The challenge of assimilating experimental data into a computational simulation is very widespread. The general problem of interest here is solving the Navier-Stokes equations on a moving domain with additional experimental data provided by PIV experiments. In particular, the goal is the simulation of blood flow in the left ventricle with the assimilation and inclusion of 2-dimensional echo PIV data obtained using microbubbles. The WLSFEM used here is particularly well suited for this assimilation of data problem because of the flexibility in incorporating experimental data that are weighted based on accuracy. Accurate data can be closely matched with the simulation result, and less accurate data is not closely matched. The WLSFEM approach is demonstrated on two different test problems: (1) a flap that is displaced by a jet of fluid, and (2) blood flow in the left ventricle of the pig. By applying different weights to the PIV data, one can observe quantitative differences between the simulation without PIV data and the simulation that matches the PIV data more or less accurately. These comparisons can reveal inaccuracies in the model such as inaccurate boundary conditions or missing physics. The incorporation of PIV data can assist the simulation by capturing some effects that are not directly modeled. For example, in the left ventricle model presented here, the mitral valve was not modeled directly, but the effects of the valve on the blood flow could be partially captured by the simulation through the incorporated PIV data. There are other methods for incorporating experimental data into a numerical simulation, but the WLSFEM method is a flexible and efficient option for this class of problems.

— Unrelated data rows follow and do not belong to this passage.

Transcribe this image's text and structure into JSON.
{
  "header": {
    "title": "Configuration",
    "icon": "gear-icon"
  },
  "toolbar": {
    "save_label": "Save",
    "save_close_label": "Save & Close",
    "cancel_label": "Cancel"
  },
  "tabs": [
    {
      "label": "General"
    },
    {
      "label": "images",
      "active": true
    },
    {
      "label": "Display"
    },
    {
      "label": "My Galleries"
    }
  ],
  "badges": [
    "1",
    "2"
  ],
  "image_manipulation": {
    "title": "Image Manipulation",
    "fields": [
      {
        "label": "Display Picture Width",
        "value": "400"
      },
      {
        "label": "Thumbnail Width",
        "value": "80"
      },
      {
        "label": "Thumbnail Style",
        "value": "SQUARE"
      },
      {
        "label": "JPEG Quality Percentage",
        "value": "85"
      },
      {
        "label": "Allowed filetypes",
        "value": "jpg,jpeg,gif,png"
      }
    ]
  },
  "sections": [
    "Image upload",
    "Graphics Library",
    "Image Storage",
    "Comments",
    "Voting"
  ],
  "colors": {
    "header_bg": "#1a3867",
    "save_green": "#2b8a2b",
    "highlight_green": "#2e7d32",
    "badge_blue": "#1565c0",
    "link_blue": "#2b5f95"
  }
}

#### Acknowledgments

This work was supported by NSF Grant DMS-0811275 and the Flight Attendant Medical Research Institute.